Russian President Vladimir Putin (right) and Prime Minister Dmitry Medvedev (left) watch the Russia vs Slovakia ice hockey match at the 2014 Winter Olympics on Feb. 16 in Sochi
Russian President Vladimir Putin (right) and Prime Minister Dmitry Medvedev (left) watch the Russia vs Slovakia ice hockey match at the 2014 Winter Olympics on Feb. 16 in SochiPhotograph by Sasha Mordovets/Getty Images

Vladimir Putin is pondering his position after pro-Western protesters swept to power in Ukraine. The sudden overthrow of Putin’s ally, Viktor Yanukovych, has left the Kremlin leader at a loss, struggling to maintain his country’s influence in the Russian-speaking eastern and southern parts of Ukraine.

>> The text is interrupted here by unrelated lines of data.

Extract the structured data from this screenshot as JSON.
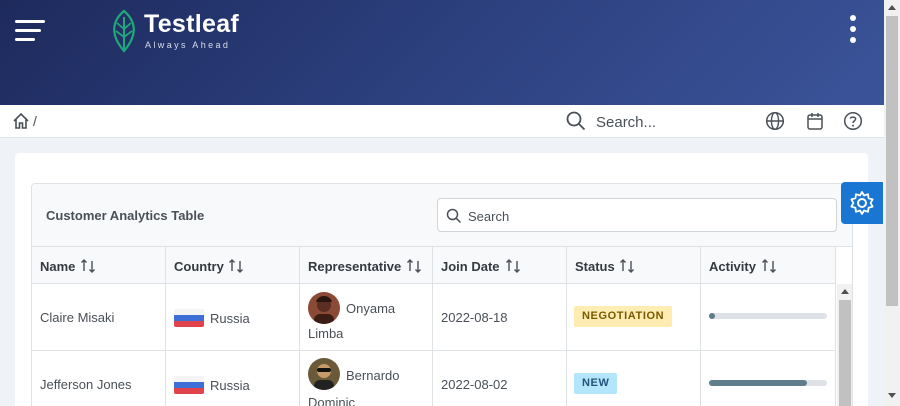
{
  "brand": {
    "name": "Testleaf",
    "tagline": "Always Ahead",
    "accent": "#20a87a"
  },
  "header": {
    "gradient_start": "#1d2a5c",
    "gradient_end": "#3b5499"
  },
  "breadcrumb": {
    "home_icon": "home-icon",
    "separator": "/"
  },
  "topbar": {
    "search_placeholder": "Search...",
    "icons": [
      "globe-icon",
      "calendar-icon",
      "help-icon"
    ]
  },
  "table": {
    "title": "Customer Analytics Table",
    "search_placeholder": "Search",
    "columns": [
      "Name",
      "Country",
      "Representative",
      "Join Date",
      "Status",
      "Activity"
    ],
    "rows": [
      {
        "name": "Claire Misaki",
        "country": "Russia",
        "rep_first": "Onyama",
        "rep_last": "Limba",
        "date": "2022-08-18",
        "status": "NEGOTIATION",
        "status_bg": "#ffd8b2",
        "status_fg": "#805b36",
        "activity": 0.05
      },
      {
        "name": "Jefferson Jones",
        "country": "Russia",
        "rep_first": "Bernardo",
        "rep_last": "Dominic",
        "date": "2022-08-02",
        "status": "NEW",
        "status_bg": "#b3e5fc",
        "status_fg": "#23547b",
        "activity": 0.83
      }
    ]
  },
  "config_button": {
    "icon": "gear-icon",
    "color": "#1976d2"
  }
}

In Kharkiv in the east, the second-largest city in Ukraine and a scientific and industrial powerhouse in the Soviet era, a few dozen local residents were standing guard in front of a statue of Vladimir Lenin. Jubilant activists have been toppling monuments to the founder of the Soviet state in other Ukrainian cities. With police obeying orders from the authorities in Kiev, and the Yanukovych-appointed local governor locked out of the regional administration, pro-Russian forces are on the defensive. In Donetsk, an industrial region, local authorities have kept a low profile, and the mayor of Dnipropetrovsk has defected from the former ruling Party of Regions.